Records from a dataset
+++

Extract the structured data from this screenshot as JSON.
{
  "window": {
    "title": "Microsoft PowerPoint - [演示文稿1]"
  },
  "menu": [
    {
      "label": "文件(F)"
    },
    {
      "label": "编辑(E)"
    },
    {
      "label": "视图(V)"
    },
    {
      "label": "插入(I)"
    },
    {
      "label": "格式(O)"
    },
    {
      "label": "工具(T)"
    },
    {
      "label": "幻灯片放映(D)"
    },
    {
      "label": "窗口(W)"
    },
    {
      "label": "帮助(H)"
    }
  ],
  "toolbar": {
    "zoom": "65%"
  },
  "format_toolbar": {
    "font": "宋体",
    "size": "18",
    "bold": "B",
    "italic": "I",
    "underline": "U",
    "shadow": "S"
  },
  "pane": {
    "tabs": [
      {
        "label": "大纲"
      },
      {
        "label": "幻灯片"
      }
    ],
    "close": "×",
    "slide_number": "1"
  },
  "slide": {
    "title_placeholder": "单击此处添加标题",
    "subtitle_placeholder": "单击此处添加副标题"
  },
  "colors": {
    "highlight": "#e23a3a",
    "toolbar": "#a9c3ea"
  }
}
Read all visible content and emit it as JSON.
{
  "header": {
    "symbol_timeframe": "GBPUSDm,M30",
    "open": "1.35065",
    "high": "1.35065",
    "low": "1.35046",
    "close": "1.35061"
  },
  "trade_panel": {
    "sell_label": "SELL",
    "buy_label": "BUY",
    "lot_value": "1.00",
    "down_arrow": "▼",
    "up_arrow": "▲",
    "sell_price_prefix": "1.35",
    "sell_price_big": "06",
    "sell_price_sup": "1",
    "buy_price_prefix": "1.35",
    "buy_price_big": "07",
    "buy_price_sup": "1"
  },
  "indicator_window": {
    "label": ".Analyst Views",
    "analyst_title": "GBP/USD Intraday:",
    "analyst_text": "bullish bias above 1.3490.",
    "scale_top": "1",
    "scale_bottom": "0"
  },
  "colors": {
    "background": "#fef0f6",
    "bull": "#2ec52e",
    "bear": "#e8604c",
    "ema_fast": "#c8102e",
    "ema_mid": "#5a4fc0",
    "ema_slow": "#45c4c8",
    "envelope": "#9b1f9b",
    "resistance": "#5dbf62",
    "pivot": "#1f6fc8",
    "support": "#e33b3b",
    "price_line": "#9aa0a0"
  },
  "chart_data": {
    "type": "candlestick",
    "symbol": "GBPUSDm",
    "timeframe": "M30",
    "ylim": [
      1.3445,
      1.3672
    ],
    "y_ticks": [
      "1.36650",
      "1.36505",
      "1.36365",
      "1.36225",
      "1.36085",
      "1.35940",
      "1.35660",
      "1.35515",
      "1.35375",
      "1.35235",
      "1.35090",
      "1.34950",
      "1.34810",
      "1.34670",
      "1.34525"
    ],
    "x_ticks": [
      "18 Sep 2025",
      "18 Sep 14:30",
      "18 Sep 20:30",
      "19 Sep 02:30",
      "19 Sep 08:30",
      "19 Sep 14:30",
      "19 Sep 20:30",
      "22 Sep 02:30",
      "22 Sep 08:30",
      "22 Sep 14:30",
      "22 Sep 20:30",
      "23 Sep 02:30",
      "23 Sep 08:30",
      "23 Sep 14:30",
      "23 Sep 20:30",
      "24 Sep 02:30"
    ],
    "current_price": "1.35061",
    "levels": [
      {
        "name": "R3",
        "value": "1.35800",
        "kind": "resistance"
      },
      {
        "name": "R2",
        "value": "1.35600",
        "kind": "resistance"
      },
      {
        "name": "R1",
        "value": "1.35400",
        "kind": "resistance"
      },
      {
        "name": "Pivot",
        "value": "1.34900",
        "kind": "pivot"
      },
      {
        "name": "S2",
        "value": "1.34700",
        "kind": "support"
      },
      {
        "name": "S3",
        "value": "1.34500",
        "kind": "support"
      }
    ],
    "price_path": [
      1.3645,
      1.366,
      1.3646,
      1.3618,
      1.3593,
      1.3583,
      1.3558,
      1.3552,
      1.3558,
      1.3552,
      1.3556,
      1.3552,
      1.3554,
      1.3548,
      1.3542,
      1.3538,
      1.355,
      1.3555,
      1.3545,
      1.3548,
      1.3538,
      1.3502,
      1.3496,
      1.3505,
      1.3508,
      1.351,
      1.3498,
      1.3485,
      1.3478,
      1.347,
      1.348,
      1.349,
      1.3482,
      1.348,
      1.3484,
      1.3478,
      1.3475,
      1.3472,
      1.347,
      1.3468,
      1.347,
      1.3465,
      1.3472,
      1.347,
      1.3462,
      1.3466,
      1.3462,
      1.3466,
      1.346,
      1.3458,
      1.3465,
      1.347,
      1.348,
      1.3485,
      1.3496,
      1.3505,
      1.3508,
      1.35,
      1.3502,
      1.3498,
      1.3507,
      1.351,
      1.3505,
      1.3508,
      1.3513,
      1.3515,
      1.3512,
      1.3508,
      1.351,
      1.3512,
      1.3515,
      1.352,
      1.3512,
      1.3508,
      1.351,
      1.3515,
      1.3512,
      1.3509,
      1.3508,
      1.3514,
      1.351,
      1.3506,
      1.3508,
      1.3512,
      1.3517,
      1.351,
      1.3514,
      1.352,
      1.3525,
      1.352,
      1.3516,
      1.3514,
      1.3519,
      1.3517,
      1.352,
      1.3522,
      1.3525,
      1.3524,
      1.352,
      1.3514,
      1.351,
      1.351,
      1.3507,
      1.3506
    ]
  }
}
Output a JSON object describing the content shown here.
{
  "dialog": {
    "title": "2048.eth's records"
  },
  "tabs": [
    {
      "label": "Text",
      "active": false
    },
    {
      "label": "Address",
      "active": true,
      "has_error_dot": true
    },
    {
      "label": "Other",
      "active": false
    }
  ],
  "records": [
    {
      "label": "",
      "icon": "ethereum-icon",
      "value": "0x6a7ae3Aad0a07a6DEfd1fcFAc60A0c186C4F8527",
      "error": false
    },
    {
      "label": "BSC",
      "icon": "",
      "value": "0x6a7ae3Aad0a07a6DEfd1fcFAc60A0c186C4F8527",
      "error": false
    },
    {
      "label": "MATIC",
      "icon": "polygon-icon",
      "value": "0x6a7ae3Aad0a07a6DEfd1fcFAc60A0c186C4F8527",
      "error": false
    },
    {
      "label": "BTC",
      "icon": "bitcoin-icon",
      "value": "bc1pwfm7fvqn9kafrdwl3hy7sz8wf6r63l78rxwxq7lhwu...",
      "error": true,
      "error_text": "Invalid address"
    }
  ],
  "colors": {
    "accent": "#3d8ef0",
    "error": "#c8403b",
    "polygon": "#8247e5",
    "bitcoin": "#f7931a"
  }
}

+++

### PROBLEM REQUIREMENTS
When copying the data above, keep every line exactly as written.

### RESULT
Extract the structured data from this screenshot as JSON.
{
  "window": {
    "title": "Microsoft PowerPoint - [演示文稿1]"
  },
  "menu": [
    {
      "label": "文件(F)"
    },
    {
      "label": "编辑(E)"
    },
    {
      "label": "视图(V)"
    },
    {
      "label": "插入(I)"
    },
    {
      "label": "格式(O)"
    },
    {
      "label": "工具(T)"
    },
    {
      "label": "幻灯片放映(D)"
    },
    {
      "label": "窗口(W)"
    },
    {
      "label": "帮助(H)"
    }
  ],
  "toolbar": {
    "zoom": "65%"
  },
  "format_toolbar": {
    "font": "宋体",
    "size": "18",
    "bold": "B",
    "italic": "I",
    "underline": "U",
    "shadow": "S"
  },
  "pane": {
    "tabs": [
      {
        "label": "大纲"
      },
      {
        "label": "幻灯片"
      }
    ],
    "close": "×",
    "slide_number": "1"
  },
  "slide": {
    "title_placeholder": "单击此处添加标题",
    "subtitle_placeholder": "单击此处添加副标题"
  },
  "colors": {
    "highlight": "#e23a3a",
    "toolbar": "#a9c3ea"
  }
}
Read all visible content and emit it as JSON.
{
  "header": {
    "symbol_timeframe": "GBPUSDm,M30",
    "open": "1.35065",
    "high": "1.35065",
    "low": "1.35046",
    "close": "1.35061"
  },
  "trade_panel": {
    "sell_label": "SELL",
    "buy_label": "BUY",
    "lot_value": "1.00",
    "down_arrow": "▼",
    "up_arrow": "▲",
    "sell_price_prefix": "1.35",
    "sell_price_big": "06",
    "sell_price_sup": "1",
    "buy_price_prefix": "1.35",
    "buy_price_big": "07",
    "buy_price_sup": "1"
  },
  "indicator_window": {
    "label": ".Analyst Views",
    "analyst_title": "GBP/USD Intraday:",
    "analyst_text": "bullish bias above 1.3490.",
    "scale_top": "1",
    "scale_bottom": "0"
  },
  "colors": {
    "background": "#fef0f6",
    "bull": "#2ec52e",
    "bear": "#e8604c",
    "ema_fast": "#c8102e",
    "ema_mid": "#5a4fc0",
    "ema_slow": "#45c4c8",
    "envelope": "#9b1f9b",
    "resistance": "#5dbf62",
    "pivot": "#1f6fc8",
    "support": "#e33b3b",
    "price_line": "#9aa0a0"
  },
  "chart_data": {
    "type": "candlestick",
    "symbol": "GBPUSDm",
    "timeframe": "M30",
    "ylim": [
      1.3445,
      1.3672
    ],
    "y_ticks": [
      "1.36650",
      "1.36505",
      "1.36365",
      "1.36225",
      "1.36085",
      "1.35940",
      "1.35660",
      "1.35515",
      "1.35375",
      "1.35235",
      "1.35090",
      "1.34950",
      "1.34810",
      "1.34670",
      "1.34525"
    ],
    "x_ticks": [
      "18 Sep 2025",
      "18 Sep 14:30",
      "18 Sep 20:30",
      "19 Sep 02:30",
      "19 Sep 08:30",
      "19 Sep 14:30",
      "19 Sep 20:30",
      "22 Sep 02:30",
      "22 Sep 08:30",
      "22 Sep 14:30",
      "22 Sep 20:30",
      "23 Sep 02:30",
      "23 Sep 08:30",
      "23 Sep 14:30",
      "23 Sep 20:30",
      "24 Sep 02:30"
    ],
    "current_price": "1.35061",
    "levels": [
      {
        "name": "R3",
        "value": "1.35800",
        "kind": "resistance"
      },
      {
        "name": "R2",
        "value": "1.35600",
        "kind": "resistance"
      },
      {
        "name": "R1",
        "value": "1.35400",
        "kind": "resistance"
      },
      {
        "name": "Pivot",
        "value": "1.34900",
        "kind": "pivot"
      },
      {
        "name": "S2",
        "value": "1.34700",
        "kind": "support"
      },
      {
        "name": "S3",
        "value": "1.34500",
        "kind": "support"
      }
    ],
    "price_path": [
      1.3645,
      1.366,
      1.3646,
      1.3618,
      1.3593,
      1.3583,
      1.3558,
      1.3552,
      1.3558,
      1.3552,
      1.3556,
      1.3552,
      1.3554,
      1.3548,
      1.3542,
      1.3538,
      1.355,
      1.3555,
      1.3545,
      1.3548,
      1.3538,
      1.3502,
      1.3496,
      1.3505,
      1.3508,
      1.351,
      1.3498,
      1.3485,
      1.3478,
      1.347,
      1.348,
      1.349,
      1.3482,
      1.348,
      1.3484,
      1.3478,
      1.3475,
      1.3472,
      1.347,
      1.3468,
      1.347,
      1.3465,
      1.3472,
      1.347,
      1.3462,
      1.3466,
      1.3462,
      1.3466,
      1.346,
      1.3458,
      1.3465,
      1.347,
      1.348,
      1.3485,
      1.3496,
      1.3505,
      1.3508,
      1.35,
      1.3502,
      1.3498,
      1.3507,
      1.351,
      1.3505,
      1.3508,
      1.3513,
      1.3515,
      1.3512,
      1.3508,
      1.351,
      1.3512,
      1.3515,
      1.352,
      1.3512,
      1.3508,
      1.351,
      1.3515,
      1.3512,
      1.3509,
      1.3508,
      1.3514,
      1.351,
      1.3506,
      1.3508,
      1.3512,
      1.3517,
      1.351,
      1.3514,
      1.352,
      1.3525,
      1.352,
      1.3516,
      1.3514,
      1.3519,
      1.3517,
      1.352,
      1.3522,
      1.3525,
      1.3524,
      1.352,
      1.3514,
      1.351,
      1.351,
      1.3507,
      1.3506
    ]
  }
}
Output a JSON object describing the content shown here.
{
  "dialog": {
    "title": "2048.eth's records"
  },
  "tabs": [
    {
      "label": "Text",
      "active": false
    },
    {
      "label": "Address",
      "active": true,
      "has_error_dot": true
    },
    {
      "label": "Other",
      "active": false
    }
  ],
  "records": [
    {
      "label": "",
      "icon": "ethereum-icon",
      "value": "0x6a7ae3Aad0a07a6DEfd1fcFAc60A0c186C4F8527",
      "error": false
    },
    {
      "label": "BSC",
      "icon": "",
      "value": "0x6a7ae3Aad0a07a6DEfd1fcFAc60A0c186C4F8527",
      "error": false
    },
    {
      "label": "MATIC",
      "icon": "polygon-icon",
      "value": "0x6a7ae3Aad0a07a6DEfd1fcFAc60A0c186C4F8527",
      "error": false
    },
    {
      "label": "BTC",
      "icon": "bitcoin-icon",
      "value": "bc1pwfm7fvqn9kafrdwl3hy7sz8wf6r63l78rxwxq7lhwu...",
      "error": true,
      "error_text": "Invalid address"
    }
  ],
  "colors": {
    "accent": "#3d8ef0",
    "error": "#c8403b",
    "polygon": "#8247e5",
    "bitcoin": "#f7931a"
  }
}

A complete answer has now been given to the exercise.